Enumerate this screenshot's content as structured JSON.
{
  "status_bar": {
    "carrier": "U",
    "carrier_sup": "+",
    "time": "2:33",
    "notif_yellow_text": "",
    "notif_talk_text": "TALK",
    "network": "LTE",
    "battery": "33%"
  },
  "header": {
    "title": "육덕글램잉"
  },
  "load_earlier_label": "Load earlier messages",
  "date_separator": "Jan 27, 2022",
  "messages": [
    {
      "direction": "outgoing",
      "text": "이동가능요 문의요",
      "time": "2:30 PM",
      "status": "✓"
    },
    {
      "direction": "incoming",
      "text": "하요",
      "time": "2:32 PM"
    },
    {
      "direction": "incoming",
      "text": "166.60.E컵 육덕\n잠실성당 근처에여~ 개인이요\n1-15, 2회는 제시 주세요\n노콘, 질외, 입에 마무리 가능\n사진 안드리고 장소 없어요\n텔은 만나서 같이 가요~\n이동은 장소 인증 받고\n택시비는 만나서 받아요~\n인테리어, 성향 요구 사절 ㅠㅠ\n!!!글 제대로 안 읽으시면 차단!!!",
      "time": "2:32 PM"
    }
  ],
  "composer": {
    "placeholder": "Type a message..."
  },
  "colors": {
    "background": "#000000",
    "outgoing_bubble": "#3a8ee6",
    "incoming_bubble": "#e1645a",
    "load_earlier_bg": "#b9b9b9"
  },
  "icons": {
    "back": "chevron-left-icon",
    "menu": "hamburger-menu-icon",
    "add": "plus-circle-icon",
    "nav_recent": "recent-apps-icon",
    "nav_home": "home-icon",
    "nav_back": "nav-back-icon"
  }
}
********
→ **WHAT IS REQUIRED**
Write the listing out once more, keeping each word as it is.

→ **TASK RESULT**
Enumerate this screenshot's content as structured JSON.
{
  "status_bar": {
    "carrier": "U",
    "carrier_sup": "+",
    "time": "2:33",
    "notif_yellow_text": "",
    "notif_talk_text": "TALK",
    "network": "LTE",
    "battery": "33%"
  },
  "header": {
    "title": "육덕글램잉"
  },
  "load_earlier_label": "Load earlier messages",
  "date_separator": "Jan 27, 2022",
  "messages": [
    {
      "direction": "outgoing",
      "text": "이동가능요 문의요",
      "time": "2:30 PM",
      "status": "✓"
    },
    {
      "direction": "incoming",
      "text": "하요",
      "time": "2:32 PM"
    },
    {
      "direction": "incoming",
      "text": "166.60.E컵 육덕\n잠실성당 근처에여~ 개인이요\n1-15, 2회는 제시 주세요\n노콘, 질외, 입에 마무리 가능\n사진 안드리고 장소 없어요\n텔은 만나서 같이 가요~\n이동은 장소 인증 받고\n택시비는 만나서 받아요~\n인테리어, 성향 요구 사절 ㅠㅠ\n!!!글 제대로 안 읽으시면 차단!!!",
      "time": "2:32 PM"
    }
  ],
  "composer": {
    "placeholder": "Type a message..."
  },
  "colors": {
    "background": "#000000",
    "outgoing_bubble": "#3a8ee6",
    "incoming_bubble": "#e1645a",
    "load_earlier_bg": "#b9b9b9"
  },
  "icons": {
    "back": "chevron-left-icon",
    "menu": "hamburger-menu-icon",
    "add": "plus-circle-icon",
    "nav_recent": "recent-apps-icon",
    "nav_home": "home-icon",
    "nav_back": "nav-back-icon"
  }
}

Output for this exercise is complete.